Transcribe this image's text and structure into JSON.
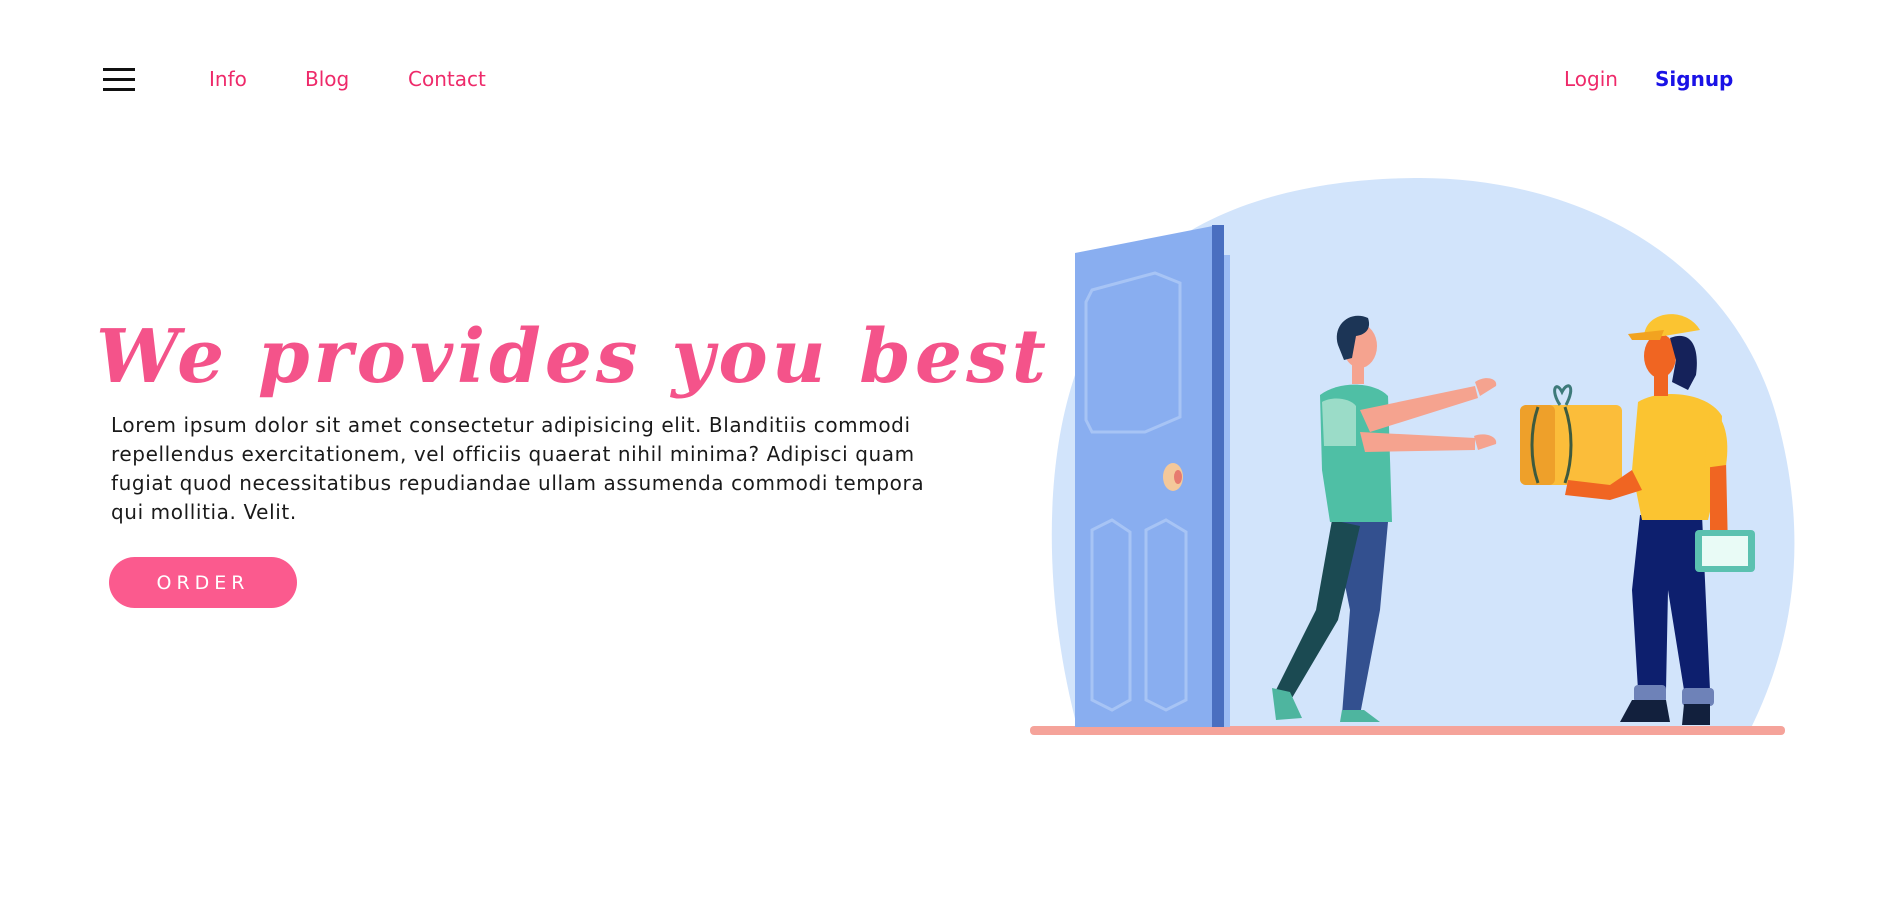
{
  "nav": {
    "menu_icon": "hamburger-menu-icon",
    "links": [
      "Info",
      "Blog",
      "Contact"
    ],
    "login_label": "Login",
    "signup_label": "Signup"
  },
  "hero": {
    "title": "We provides you best",
    "paragraph": "Lorem ipsum dolor sit amet consectetur adipisicing elit. Blanditiis commodi repellendus exercitationem, vel officiis quaerat nihil minima? Adipisci quam fugiat quod necessitatibus repudiandae ullam assumenda commodi tempora qui mollitia. Velit.",
    "order_label": "ORDER"
  },
  "illustration": {
    "name": "delivery-illustration",
    "description_icon": "courier-delivering-package-to-customer-at-door"
  },
  "colors": {
    "accent_pink": "#f4538a",
    "link_pink": "#ee2a6a",
    "signup_blue": "#1a12e6",
    "button_pink": "#fb5a8e",
    "blob_blue": "#d2e4fb"
  }
}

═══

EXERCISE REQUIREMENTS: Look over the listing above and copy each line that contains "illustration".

WRITTEN SOLUTION:
  "illustration": {
    "name": "delivery-illustration",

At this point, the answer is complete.